This article has been published as part of BMC Bioinformatics Volume 12 Supplement 1, 2011: Selected articles from the Ninth Asia Pacific Bioinformatics Conference (APBC 2011). The full contents of the supplement are available online at http://www.biomedcentral.com/1471-2105/12?issue=S1.

References

  1. Gao M, Skolnick J: A threading-based method for the prediction of DNA-binding proteins with application to the human genome.

    PLoS Comput Biol 2009, 5(11):e1000567. PubMed Abstract | Publisher Full Text | PubMed Central Full Text OpenURL

  2. Shanahan HP, Garcia MA, Jones S, Thornton JM: Identifying DNA-binding proteins using structural motifs and the electrostatic potential.

    Nucleic Acids Res 2004, 32:4732-4741. PubMed Abstract | Publisher Full Text | PubMed Central Full Text OpenURL

  3. Ahmad S, Gromiha MM, Sarai A: Analysis and prediction of DNA-binding proteins and their binding residues based on composition, sequence and structural information.

    Bioinformatics 2004, 20:477-486. PubMed Abstract | Publisher Full Text OpenURL

  4. Ho SY, Yu FC, Chang CY, Huang HL: Design of accurate predictors for DNA-binding sites in proteins using hybrid SVM-PSSM method.

    Biosystems 2007, 90(1):234-241. PubMed Abstract | Publisher Full Text OpenURL

  5. Cai YD, Lin SL: Support vector machines for predicting rRNA-, RNA-, and DNA-binding proteins from amino acid sequence.

    Biochim Biophys Acta 2003, 1648(1-2):127-133. PubMed Abstract | Publisher Full Text OpenURL

  6. Fang Y, Guo Y, Feng Y, Li M: Predicting DNA-binding proteins: approached from Chou's pseudo amino acid composition and other specific sequence features.

    Amino Acids 2008, 34(1):103-109. PubMed Abstract | Publisher Full Text OpenURL

  7. Kumar M, Gromiha MM, Raghava GP: Identification of DNA-binding proteins using support vector machines and evolutionary profiles.

    BMC Bioinformatics 2007, 8:463. PubMed Abstract | BioMed Central Full Text | PubMed Central Full Text OpenURL

  8. Shao X, Tian Y, Wu L, Wang Y, Jing L, Deng N: Predicting DNA- and RNA-binding proteins from sequences with kernel methods.

    J Theor Biol 2009, 258(2):289-293. PubMed Abstract | Publisher Full Text OpenURL

  9. Yu X, Cao J, Cai Y, Shi T, Li Y: Predicting rRNA-, RNA-, and DNA-binding proteins from primary structure with support vector machines.

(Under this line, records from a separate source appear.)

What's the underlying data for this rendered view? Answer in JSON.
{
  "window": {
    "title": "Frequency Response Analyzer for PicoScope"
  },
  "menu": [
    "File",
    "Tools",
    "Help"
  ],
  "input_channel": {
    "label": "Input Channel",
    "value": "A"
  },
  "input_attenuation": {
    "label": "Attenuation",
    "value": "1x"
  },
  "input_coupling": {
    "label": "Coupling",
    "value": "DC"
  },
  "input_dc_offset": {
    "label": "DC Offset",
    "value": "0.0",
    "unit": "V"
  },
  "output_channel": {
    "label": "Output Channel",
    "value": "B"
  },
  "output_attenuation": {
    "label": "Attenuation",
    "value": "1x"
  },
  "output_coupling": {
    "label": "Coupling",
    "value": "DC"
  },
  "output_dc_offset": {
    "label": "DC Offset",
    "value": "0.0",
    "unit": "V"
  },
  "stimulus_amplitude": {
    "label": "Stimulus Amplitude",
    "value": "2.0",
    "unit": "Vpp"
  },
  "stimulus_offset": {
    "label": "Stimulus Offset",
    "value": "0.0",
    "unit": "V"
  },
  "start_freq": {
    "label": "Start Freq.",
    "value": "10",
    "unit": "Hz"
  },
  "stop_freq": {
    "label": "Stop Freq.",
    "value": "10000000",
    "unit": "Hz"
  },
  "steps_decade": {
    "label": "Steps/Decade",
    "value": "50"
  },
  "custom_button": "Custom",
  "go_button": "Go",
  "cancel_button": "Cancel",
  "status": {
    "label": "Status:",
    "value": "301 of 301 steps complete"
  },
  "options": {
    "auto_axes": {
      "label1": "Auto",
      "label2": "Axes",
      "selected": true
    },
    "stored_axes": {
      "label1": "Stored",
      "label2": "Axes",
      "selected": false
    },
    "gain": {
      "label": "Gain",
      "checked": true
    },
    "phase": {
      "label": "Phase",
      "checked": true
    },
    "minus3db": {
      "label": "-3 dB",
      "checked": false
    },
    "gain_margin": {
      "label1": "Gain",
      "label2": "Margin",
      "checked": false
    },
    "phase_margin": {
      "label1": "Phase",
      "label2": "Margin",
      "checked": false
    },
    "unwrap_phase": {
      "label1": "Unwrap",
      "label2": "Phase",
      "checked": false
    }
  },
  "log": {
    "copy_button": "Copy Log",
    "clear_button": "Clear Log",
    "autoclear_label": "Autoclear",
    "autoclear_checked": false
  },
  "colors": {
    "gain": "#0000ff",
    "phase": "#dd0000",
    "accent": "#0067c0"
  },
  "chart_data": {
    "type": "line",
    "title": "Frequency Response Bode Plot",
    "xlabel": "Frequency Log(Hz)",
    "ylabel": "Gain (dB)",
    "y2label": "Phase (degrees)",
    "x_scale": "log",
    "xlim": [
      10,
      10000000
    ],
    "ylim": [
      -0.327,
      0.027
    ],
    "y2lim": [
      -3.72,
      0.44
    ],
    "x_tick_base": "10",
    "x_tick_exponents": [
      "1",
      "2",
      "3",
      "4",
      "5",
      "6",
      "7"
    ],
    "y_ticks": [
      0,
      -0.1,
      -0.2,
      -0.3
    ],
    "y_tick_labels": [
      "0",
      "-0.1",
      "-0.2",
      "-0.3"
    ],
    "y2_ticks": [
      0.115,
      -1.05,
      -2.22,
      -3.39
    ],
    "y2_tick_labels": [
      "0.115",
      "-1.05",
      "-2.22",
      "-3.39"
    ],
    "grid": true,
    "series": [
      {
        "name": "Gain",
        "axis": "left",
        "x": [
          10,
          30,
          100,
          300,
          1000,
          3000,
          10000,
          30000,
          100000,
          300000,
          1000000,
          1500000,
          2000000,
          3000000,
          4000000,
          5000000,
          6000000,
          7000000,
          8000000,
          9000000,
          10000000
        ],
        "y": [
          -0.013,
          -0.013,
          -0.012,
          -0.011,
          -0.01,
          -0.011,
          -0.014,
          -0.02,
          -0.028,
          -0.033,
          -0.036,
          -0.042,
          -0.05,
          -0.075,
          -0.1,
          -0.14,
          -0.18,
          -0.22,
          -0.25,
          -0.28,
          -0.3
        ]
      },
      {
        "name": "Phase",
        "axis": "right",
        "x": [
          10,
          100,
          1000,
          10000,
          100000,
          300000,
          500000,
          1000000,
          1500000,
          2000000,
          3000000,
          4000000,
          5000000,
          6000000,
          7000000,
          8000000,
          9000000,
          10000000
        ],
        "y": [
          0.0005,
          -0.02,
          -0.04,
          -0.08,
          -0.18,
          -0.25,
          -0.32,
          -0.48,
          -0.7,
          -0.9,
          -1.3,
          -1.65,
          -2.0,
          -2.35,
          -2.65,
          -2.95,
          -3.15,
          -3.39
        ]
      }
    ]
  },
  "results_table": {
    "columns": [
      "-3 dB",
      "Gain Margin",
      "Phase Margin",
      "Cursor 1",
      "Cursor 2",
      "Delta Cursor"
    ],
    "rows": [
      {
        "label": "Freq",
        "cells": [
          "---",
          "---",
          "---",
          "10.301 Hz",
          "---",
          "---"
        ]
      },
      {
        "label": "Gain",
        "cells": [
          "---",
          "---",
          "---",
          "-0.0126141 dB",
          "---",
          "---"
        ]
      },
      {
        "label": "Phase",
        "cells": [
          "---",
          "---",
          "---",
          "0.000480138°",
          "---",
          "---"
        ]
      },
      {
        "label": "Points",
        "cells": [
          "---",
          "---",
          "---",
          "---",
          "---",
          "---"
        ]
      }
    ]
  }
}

    J Theor Biol 2006, 240(2):175-184. PubMed Abstract | Publisher Full Text OpenURL

  10. Kawashima S, Pokarowski P, Pokarowska M, Kolinski A, Katayama T, Kanehisa M: AAindex: amino acid index database, progress report 2008.

    Nucleic Acids Res 2008, 36(Database issue):D202-205. PubMed Abstract | Publisher Full Text | PubMed Central Full Text OpenURL

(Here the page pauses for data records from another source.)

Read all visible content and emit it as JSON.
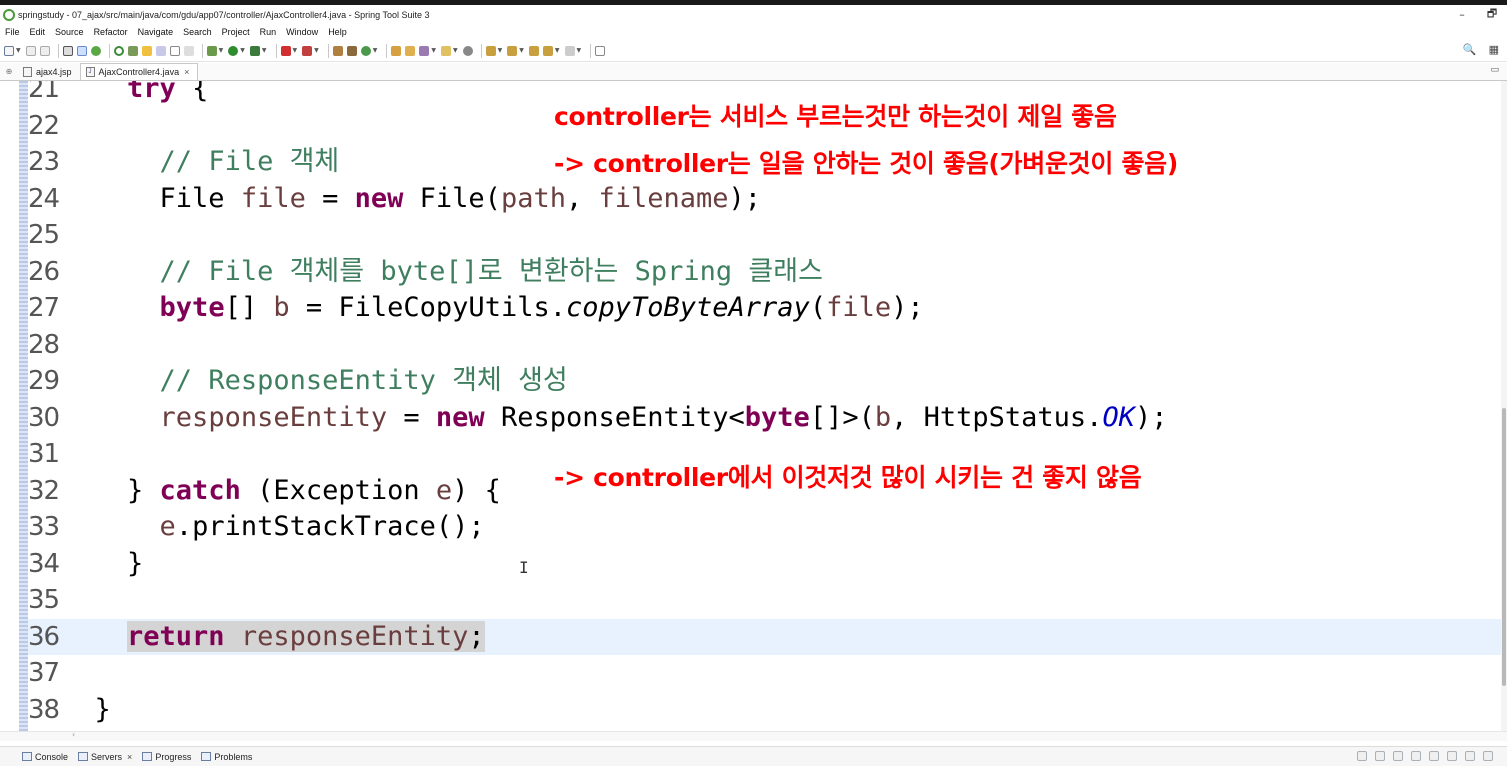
{
  "window": {
    "title": "springstudy - 07_ajax/src/main/java/com/gdu/app07/controller/AjaxController4.java - Spring Tool Suite 3",
    "minimize": "–",
    "maximize": "🗗",
    "close": "✕"
  },
  "menu": [
    "File",
    "Edit",
    "Source",
    "Refactor",
    "Navigate",
    "Search",
    "Project",
    "Run",
    "Window",
    "Help"
  ],
  "editor_tabs": [
    {
      "label": "ajax4.jsp",
      "active": false
    },
    {
      "label": "AjaxController4.java",
      "active": true,
      "close": "×"
    }
  ],
  "code": {
    "lines": [
      {
        "num": "21",
        "text": "    try {"
      },
      {
        "num": "22",
        "text": ""
      },
      {
        "num": "23",
        "text": "      // File 객체"
      },
      {
        "num": "24",
        "text": "      File file = new File(path, filename);"
      },
      {
        "num": "25",
        "text": ""
      },
      {
        "num": "26",
        "text": "      // File 객체를 byte[]로 변환하는 Spring 클래스"
      },
      {
        "num": "27",
        "text": "      byte[] b = FileCopyUtils.copyToByteArray(file);"
      },
      {
        "num": "28",
        "text": ""
      },
      {
        "num": "29",
        "text": "      // ResponseEntity 객체 생성"
      },
      {
        "num": "30",
        "text": "      responseEntity = new ResponseEntity<byte[]>(b, HttpStatus.OK);"
      },
      {
        "num": "31",
        "text": ""
      },
      {
        "num": "32",
        "text": "    } catch (Exception e) {"
      },
      {
        "num": "33",
        "text": "      e.printStackTrace();"
      },
      {
        "num": "34",
        "text": "    }"
      },
      {
        "num": "35",
        "text": ""
      },
      {
        "num": "36",
        "text": "    return responseEntity;"
      },
      {
        "num": "37",
        "text": ""
      },
      {
        "num": "38",
        "text": "  }"
      }
    ],
    "current_line": "36"
  },
  "annotations": {
    "line1": "controller는 서비스 부르는것만 하는것이 제일 좋음",
    "line2": "-> controller는 일을 안하는 것이 좋음(가벼운것이 좋음)",
    "line3": "-> controller에서 이것저것 많이 시키는 건 좋지 않음"
  },
  "bottom_tabs": [
    {
      "label": "Console"
    },
    {
      "label": "Servers",
      "close": "×"
    },
    {
      "label": "Progress"
    },
    {
      "label": "Problems"
    }
  ],
  "colors": {
    "keyword": "#7f0055",
    "comment": "#3f7f5f",
    "variable": "#6a3e3e",
    "static_field": "#0000c0",
    "annotation": "#ff0000",
    "current_line": "#e8f2fe"
  },
  "icons": {
    "cursor": "I"
  }
}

  11. Tomii K, Kanehisa M: Analysis of amino acid indices and mutation matrices for sequence comparison and structure prediction of proteins.

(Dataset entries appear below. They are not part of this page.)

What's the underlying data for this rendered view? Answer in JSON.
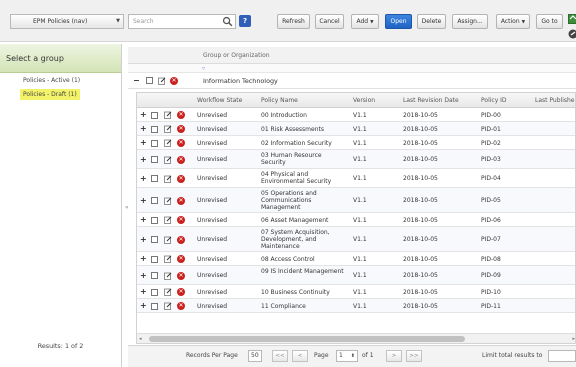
{
  "toolbar": {
    "nav_select": "EPM Policies (nav)",
    "search_placeholder": "Search",
    "help_label": "?",
    "buttons": {
      "refresh": "Refresh",
      "cancel": "Cancel",
      "add": "Add",
      "open": "Open",
      "delete": "Delete",
      "assign": "Assign...",
      "action": "Action",
      "goto": "Go to"
    }
  },
  "sidebar": {
    "title": "Select a group",
    "items": [
      {
        "label": "Policies - Active (1)",
        "selected": false
      },
      {
        "label": "Policies - Draft (1)",
        "selected": true
      }
    ],
    "results": "Results: 1 of 2"
  },
  "main": {
    "group_header": "Group or Organization",
    "group_name": "Information Technology",
    "columns": [
      "Workflow State",
      "Policy Name",
      "Version",
      "Last Revision Date",
      "Policy ID",
      "Last Publishe"
    ],
    "rows": [
      {
        "state": "Unrevised",
        "name": "00 Introduction",
        "version": "V1.1",
        "date": "2018-10-05",
        "id": "PID-00"
      },
      {
        "state": "Unrevised",
        "name": "01 Risk Assessments",
        "version": "V1.1",
        "date": "2018-10-05",
        "id": "PID-01"
      },
      {
        "state": "Unrevised",
        "name": "02 Information Security",
        "version": "V1.1",
        "date": "2018-10-05",
        "id": "PID-02"
      },
      {
        "state": "Unrevised",
        "name": "03 Human Resource Security",
        "version": "V1.1",
        "date": "2018-10-05",
        "id": "PID-03"
      },
      {
        "state": "Unrevised",
        "name": "04 Physical and Environmental Security",
        "version": "V1.1",
        "date": "2018-10-05",
        "id": "PID-04"
      },
      {
        "state": "Unrevised",
        "name": "05 Operations and Communications Management",
        "version": "V1.1",
        "date": "2018-10-05",
        "id": "PID-05"
      },
      {
        "state": "Unrevised",
        "name": "06 Asset Management",
        "version": "V1.1",
        "date": "2018-10-05",
        "id": "PID-06"
      },
      {
        "state": "Unrevised",
        "name": "07 System Acquisition, Development, and Maintenance",
        "version": "V1.1",
        "date": "2018-10-05",
        "id": "PID-07"
      },
      {
        "state": "Unrevised",
        "name": "08 Access Control",
        "version": "V1.1",
        "date": "2018-10-05",
        "id": "PID-08"
      },
      {
        "state": "Unrevised",
        "name": "09 IS Incident Management",
        "version": "V1.1",
        "date": "2018-10-05",
        "id": "PID-09"
      },
      {
        "state": "Unrevised",
        "name": "10 Business Continuity",
        "version": "V1.1",
        "date": "2018-10-05",
        "id": "PID-10"
      },
      {
        "state": "Unrevised",
        "name": "11 Compliance",
        "version": "V1.1",
        "date": "2018-10-05",
        "id": "PID-11"
      }
    ]
  },
  "pager": {
    "records_label": "Records Per Page",
    "records_value": "50",
    "first": "<<",
    "prev": "<",
    "page_label": "Page",
    "page_value": "1",
    "of_label": "of 1",
    "next": ">",
    "last": ">>",
    "limit_label": "Limit total results to"
  },
  "colors": {
    "primary_button": "#1f63c4",
    "selected_group": "#f3f36a",
    "delete_icon": "#c9211e",
    "sidebar_header": "#d3e4b5"
  }
}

    Protein Eng 1996, 9(1):27-36. PubMed Abstract | Publisher Full Text OpenURL

  12. Tung CW, Ho SY: POPI: predicting immunogenicity of MHC class I binding peptides by mining informative physicochemical properties.

    Bioinformatics 2007, 23(8):942-949. PubMed Abstract | Publisher Full Text OpenURL

  13. Tung CW, Ho SY: Computational identification of ubiquitylation sites from protein sequences.

    BMC Bioinformatics 2008, 9:310. PubMed Abstract | BioMed Central Full Text | PubMed Central Full Text OpenURL

  14. Bezdek JC: Pattern Recognition with Fuzzy Objective Function Algorithms. New York: Plenum Press; 1981. PubMed Abstract | Publisher Full Text OpenURL

  15. Ho SY, Chen JH, Huang MH: Inheritable genetic algorithm for biobjective 0/1 combinatorial optimization problems and its applications.

    IEEE Trans Syst Man Cybern B Cybern 2004, 34(1):609-620. PubMed Abstract | Publisher Full Text OpenURL

  16. Ho SY, Shu LS, Chen JH: Intelligent evolutionary algorithms for large parameter optimization problems.

    IEEE Trans Evolut Comput 2004, 8(6):522-541. Publisher Full Text OpenURL

  17. Dembele D, Kastner P: Fuzzy C-means method for clustering microarray data.

    Bioinformatics 2003, 19(8):973-980. PubMed Abstract | Publisher Full Text OpenURL

  18. Gryk MR, Jardetzky O, Klig LS, Yanofsky C: Flexibility of DNA binding domain of trp repressor required for recognition of different operator sequences.

    Protein Sci 1996, 5(6):1195-1197. PubMed Abstract | Publisher Full Text | PubMed Central Full Text OpenURL